_TASK ITEM_:
If a line appears in the data below, it must appear in your answer exactly as given.

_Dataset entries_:
--- --- ---

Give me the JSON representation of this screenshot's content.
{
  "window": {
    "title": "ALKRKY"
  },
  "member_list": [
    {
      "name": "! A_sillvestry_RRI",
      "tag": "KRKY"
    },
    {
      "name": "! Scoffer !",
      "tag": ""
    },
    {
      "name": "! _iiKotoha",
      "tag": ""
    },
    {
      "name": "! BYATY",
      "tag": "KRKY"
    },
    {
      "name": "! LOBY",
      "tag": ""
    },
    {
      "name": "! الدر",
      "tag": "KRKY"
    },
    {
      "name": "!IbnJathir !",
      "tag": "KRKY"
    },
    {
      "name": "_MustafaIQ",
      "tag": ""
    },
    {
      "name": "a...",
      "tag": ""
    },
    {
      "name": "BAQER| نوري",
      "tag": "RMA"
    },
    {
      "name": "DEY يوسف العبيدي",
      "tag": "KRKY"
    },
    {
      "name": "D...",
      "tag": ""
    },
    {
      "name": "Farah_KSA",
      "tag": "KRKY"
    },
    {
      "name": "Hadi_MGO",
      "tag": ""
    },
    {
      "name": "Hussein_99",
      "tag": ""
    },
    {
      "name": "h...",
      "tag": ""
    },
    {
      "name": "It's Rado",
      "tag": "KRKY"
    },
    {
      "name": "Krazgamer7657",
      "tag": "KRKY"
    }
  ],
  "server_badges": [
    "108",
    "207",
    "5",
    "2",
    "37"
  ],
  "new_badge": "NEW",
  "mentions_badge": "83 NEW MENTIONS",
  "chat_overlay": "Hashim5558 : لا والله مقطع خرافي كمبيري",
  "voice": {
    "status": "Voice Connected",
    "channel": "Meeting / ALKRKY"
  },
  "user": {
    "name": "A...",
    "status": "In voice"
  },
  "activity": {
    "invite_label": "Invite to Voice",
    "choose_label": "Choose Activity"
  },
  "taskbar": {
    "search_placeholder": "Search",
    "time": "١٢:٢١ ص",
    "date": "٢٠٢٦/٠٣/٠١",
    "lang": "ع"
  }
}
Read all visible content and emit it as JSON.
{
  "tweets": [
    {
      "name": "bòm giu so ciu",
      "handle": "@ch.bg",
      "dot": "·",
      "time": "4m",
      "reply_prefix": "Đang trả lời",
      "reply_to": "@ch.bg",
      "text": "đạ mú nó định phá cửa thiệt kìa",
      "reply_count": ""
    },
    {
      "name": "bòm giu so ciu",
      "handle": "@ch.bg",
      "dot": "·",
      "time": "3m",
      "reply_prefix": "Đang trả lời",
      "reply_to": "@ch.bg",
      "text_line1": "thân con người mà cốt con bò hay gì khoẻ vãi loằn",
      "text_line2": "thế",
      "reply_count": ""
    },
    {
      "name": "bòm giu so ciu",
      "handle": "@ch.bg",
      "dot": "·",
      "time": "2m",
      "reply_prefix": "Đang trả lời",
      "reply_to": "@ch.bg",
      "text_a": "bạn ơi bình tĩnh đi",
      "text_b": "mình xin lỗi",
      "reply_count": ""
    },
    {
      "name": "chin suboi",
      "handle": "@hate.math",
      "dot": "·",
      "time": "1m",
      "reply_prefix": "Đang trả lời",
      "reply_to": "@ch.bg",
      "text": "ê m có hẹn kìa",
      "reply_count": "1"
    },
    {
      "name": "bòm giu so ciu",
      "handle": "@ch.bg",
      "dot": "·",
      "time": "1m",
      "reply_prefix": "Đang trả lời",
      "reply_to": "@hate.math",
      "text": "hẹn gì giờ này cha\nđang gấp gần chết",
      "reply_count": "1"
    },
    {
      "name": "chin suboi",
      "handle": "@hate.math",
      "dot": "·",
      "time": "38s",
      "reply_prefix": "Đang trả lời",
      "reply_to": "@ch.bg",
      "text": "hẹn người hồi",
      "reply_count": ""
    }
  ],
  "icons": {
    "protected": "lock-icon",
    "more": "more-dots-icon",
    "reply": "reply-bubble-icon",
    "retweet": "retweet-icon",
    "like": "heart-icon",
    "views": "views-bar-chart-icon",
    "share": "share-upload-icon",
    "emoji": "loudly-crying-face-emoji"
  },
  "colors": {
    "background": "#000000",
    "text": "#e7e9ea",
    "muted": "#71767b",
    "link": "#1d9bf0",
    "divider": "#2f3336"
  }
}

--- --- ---

_PROBLEM SOLUTION_:
Give me the JSON representation of this screenshot's content.
{
  "window": {
    "title": "ALKRKY"
  },
  "member_list": [
    {
      "name": "! A_sillvestry_RRI",
      "tag": "KRKY"
    },
    {
      "name": "! Scoffer !",
      "tag": ""
    },
    {
      "name": "! _iiKotoha",
      "tag": ""
    },
    {
      "name": "! BYATY",
      "tag": "KRKY"
    },
    {
      "name": "! LOBY",
      "tag": ""
    },
    {
      "name": "! الدر",
      "tag": "KRKY"
    },
    {
      "name": "!IbnJathir !",
      "tag": "KRKY"
    },
    {
      "name": "_MustafaIQ",
      "tag": ""
    },
    {
      "name": "a...",
      "tag": ""
    },
    {
      "name": "BAQER| نوري",
      "tag": "RMA"
    },
    {
      "name": "DEY يوسف العبيدي",
      "tag": "KRKY"
    },
    {
      "name": "D...",
      "tag": ""
    },
    {
      "name": "Farah_KSA",
      "tag": "KRKY"
    },
    {
      "name": "Hadi_MGO",
      "tag": ""
    },
    {
      "name": "Hussein_99",
      "tag": ""
    },
    {
      "name": "h...",
      "tag": ""
    },
    {
      "name": "It's Rado",
      "tag": "KRKY"
    },
    {
      "name": "Krazgamer7657",
      "tag": "KRKY"
    }
  ],
  "server_badges": [
    "108",
    "207",
    "5",
    "2",
    "37"
  ],
  "new_badge": "NEW",
  "mentions_badge": "83 NEW MENTIONS",
  "chat_overlay": "Hashim5558 : لا والله مقطع خرافي كمبيري",
  "voice": {
    "status": "Voice Connected",
    "channel": "Meeting / ALKRKY"
  },
  "user": {
    "name": "A...",
    "status": "In voice"
  },
  "activity": {
    "invite_label": "Invite to Voice",
    "choose_label": "Choose Activity"
  },
  "taskbar": {
    "search_placeholder": "Search",
    "time": "١٢:٢١ ص",
    "date": "٢٠٢٦/٠٣/٠١",
    "lang": "ع"
  }
}
Read all visible content and emit it as JSON.
{
  "tweets": [
    {
      "name": "bòm giu so ciu",
      "handle": "@ch.bg",
      "dot": "·",
      "time": "4m",
      "reply_prefix": "Đang trả lời",
      "reply_to": "@ch.bg",
      "text": "đạ mú nó định phá cửa thiệt kìa",
      "reply_count": ""
    },
    {
      "name": "bòm giu so ciu",
      "handle": "@ch.bg",
      "dot": "·",
      "time": "3m",
      "reply_prefix": "Đang trả lời",
      "reply_to": "@ch.bg",
      "text_line1": "thân con người mà cốt con bò hay gì khoẻ vãi loằn",
      "text_line2": "thế",
      "reply_count": ""
    },
    {
      "name": "bòm giu so ciu",
      "handle": "@ch.bg",
      "dot": "·",
      "time": "2m",
      "reply_prefix": "Đang trả lời",
      "reply_to": "@ch.bg",
      "text_a": "bạn ơi bình tĩnh đi",
      "text_b": "mình xin lỗi",
      "reply_count": ""
    },
    {
      "name": "chin suboi",
      "handle": "@hate.math",
      "dot": "·",
      "time": "1m",
      "reply_prefix": "Đang trả lời",
      "reply_to": "@ch.bg",
      "text": "ê m có hẹn kìa",
      "reply_count": "1"
    },
    {
      "name": "bòm giu so ciu",
      "handle": "@ch.bg",
      "dot": "·",
      "time": "1m",
      "reply_prefix": "Đang trả lời",
      "reply_to": "@hate.math",
      "text": "hẹn gì giờ này cha\nđang gấp gần chết",
      "reply_count": "1"
    },
    {
      "name": "chin suboi",
      "handle": "@hate.math",
      "dot": "·",
      "time": "38s",
      "reply_prefix": "Đang trả lời",
      "reply_to": "@ch.bg",
      "text": "hẹn người hồi",
      "reply_count": ""
    }
  ],
  "icons": {
    "protected": "lock-icon",
    "more": "more-dots-icon",
    "reply": "reply-bubble-icon",
    "retweet": "retweet-icon",
    "like": "heart-icon",
    "views": "views-bar-chart-icon",
    "share": "share-upload-icon",
    "emoji": "loudly-crying-face-emoji"
  },
  "colors": {
    "background": "#000000",
    "text": "#e7e9ea",
    "muted": "#71767b",
    "link": "#1d9bf0",
    "divider": "#2f3336"
  }
}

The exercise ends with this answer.